For two nights this weekend, the Imperial Centre will transport theater goers to the strange and wonderful world of Chinese opera.
The production, loosely adapted from “Tales from a Chinese Studio” by Pu Songling, is produced by the center’s Young Actors Theatre program.
“We are doing some of these stories, some selected stories, and we are using Chinese opera techniques, so it should be interesting and cool,” director David Nields said.
The show actually is nine different tales, some direct adaptations and others original works, all about characters common to Chinese mythology, including fox spirits, water demons and murderous ghosts, Nields said.
“They’re these very strange ghosts stories that are unfamiliar to us,” he said. “There are ghosts and fox spirits, some sort of ghosts that are full of water. Sort of painted skin and things like that. Demons wearing people’s skin. I think it will be cool and interesting.”
The program is a three-week camp for students ages 13 to 18, and provides them with something very important in theater: confidence, Nields said.
“Basically it gives the kids confidence,” he said. “That is the basic goal. Confidence and ability in front of a group of kids.

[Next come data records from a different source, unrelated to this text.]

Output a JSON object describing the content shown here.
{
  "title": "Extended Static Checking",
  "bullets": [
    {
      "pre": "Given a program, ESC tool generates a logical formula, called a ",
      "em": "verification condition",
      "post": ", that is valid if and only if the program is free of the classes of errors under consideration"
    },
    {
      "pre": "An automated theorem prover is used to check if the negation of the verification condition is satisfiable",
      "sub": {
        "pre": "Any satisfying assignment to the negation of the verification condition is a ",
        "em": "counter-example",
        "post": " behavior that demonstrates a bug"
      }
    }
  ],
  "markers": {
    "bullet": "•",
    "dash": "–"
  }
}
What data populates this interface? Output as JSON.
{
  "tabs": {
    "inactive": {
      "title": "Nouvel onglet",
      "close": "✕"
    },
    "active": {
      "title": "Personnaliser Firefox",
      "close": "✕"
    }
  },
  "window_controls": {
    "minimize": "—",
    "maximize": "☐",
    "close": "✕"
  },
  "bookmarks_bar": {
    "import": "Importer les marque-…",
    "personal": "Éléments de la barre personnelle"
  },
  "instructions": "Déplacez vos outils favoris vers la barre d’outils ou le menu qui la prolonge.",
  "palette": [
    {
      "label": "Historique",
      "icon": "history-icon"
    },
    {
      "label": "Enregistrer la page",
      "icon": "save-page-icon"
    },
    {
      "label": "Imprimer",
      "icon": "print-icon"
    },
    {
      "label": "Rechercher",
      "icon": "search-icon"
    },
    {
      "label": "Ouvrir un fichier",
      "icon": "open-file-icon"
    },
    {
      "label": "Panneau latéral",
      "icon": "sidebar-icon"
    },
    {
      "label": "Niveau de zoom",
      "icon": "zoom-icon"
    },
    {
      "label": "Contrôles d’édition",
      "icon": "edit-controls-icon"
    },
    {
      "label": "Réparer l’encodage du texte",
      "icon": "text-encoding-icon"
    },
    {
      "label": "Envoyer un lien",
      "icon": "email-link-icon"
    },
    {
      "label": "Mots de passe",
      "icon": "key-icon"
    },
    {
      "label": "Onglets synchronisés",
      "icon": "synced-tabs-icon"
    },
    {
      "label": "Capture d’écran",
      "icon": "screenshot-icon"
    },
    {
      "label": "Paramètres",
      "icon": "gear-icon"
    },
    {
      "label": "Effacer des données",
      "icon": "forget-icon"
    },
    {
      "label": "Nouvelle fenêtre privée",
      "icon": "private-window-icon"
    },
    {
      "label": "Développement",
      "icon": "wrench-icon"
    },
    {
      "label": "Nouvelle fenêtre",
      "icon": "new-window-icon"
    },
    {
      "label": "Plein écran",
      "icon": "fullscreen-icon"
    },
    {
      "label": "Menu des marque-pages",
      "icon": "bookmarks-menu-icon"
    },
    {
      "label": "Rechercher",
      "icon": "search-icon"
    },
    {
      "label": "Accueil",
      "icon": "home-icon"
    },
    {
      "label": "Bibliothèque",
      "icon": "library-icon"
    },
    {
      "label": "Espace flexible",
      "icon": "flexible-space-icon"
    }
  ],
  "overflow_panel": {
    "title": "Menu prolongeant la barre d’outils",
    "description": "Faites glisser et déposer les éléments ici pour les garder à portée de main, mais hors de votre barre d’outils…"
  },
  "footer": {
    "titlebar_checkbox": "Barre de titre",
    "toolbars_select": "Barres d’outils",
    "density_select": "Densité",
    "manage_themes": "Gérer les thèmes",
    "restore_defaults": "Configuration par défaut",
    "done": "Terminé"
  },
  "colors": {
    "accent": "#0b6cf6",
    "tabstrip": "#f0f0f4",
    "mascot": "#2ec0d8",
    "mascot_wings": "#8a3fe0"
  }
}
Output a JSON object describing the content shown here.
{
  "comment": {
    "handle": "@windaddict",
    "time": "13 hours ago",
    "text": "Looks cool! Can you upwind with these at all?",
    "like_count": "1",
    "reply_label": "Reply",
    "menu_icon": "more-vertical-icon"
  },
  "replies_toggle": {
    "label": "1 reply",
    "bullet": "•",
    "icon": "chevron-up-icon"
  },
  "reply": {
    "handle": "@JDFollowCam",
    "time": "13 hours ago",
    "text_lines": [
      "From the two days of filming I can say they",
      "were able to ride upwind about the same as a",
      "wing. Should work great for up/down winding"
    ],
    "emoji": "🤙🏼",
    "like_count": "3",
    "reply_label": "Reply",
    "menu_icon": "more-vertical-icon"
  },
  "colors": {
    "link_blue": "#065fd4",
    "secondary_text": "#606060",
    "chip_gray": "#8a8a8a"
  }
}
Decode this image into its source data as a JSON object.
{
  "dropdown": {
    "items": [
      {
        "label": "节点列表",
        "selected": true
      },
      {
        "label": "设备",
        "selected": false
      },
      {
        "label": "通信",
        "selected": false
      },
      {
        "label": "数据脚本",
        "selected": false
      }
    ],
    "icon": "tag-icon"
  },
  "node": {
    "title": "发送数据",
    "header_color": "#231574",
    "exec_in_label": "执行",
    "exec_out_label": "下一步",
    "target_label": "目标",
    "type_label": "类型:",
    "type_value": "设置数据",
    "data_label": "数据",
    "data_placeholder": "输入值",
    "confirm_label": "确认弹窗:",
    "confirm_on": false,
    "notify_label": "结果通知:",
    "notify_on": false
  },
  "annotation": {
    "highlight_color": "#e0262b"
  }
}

Ownership over the creation of the show, but it also is to introduce them to different cultures and styles of theater.”
It also gives the students an opportunity to work on all aspects of the show, including writing the script, Nields said.
“I think one of the things I like about this camp is that we really get to work on this together, that it is not me bringing in a script, it is they are writing the dialogue,” he said. “Some of the coolest parts of the story they came up with.”
This level of creative control is part of the reason the program is as enjoyable as it is, said Morgan Cobb, a recent graduate of Northern Nash High School who spent five years in the program.
“Before the show starts, we kind of write the show,” she said. “He (Nields) will give us stories and we kind of split off into groups and act them out on our own, then he will pick and choose the pieces he likes and push it all together. So the show is not like a scripted show, it is our show.”
The amount of control sometimes backfires, but most of the time is very enjoyable, Nields said.
“You never know what the script is going to be like,” he said. “Some of them can be kind of hit or miss. I have been here for five years and it is always some of the coolest stuff I do all year round. It is experimental.”
Many of the 16 students, such as Hunter Nines, an eighth-grade home-schooled student from the Battleboro community, previously had been in the PlayShop theater camp, which is for younger students.
The jump to the older camp is exciting and challenging, he said.
“You get to use your imagination more,” Nines said. “You get to be more creative with the stories and put more creativity in it.”
The main draw of this production, Cobb said, is the open window to a new culture.
“Theater is like a good cultural thing that everybody needs in their life,” she said. “I would say it is a good way to be familiarized with a bunch of Chinese traditional stories that are very interesting but are not typical for the American stage.”
The performances are at 7 p.m. Friday and 2 p.m. Saturday at the Imperial Centre.
Tickets are $6.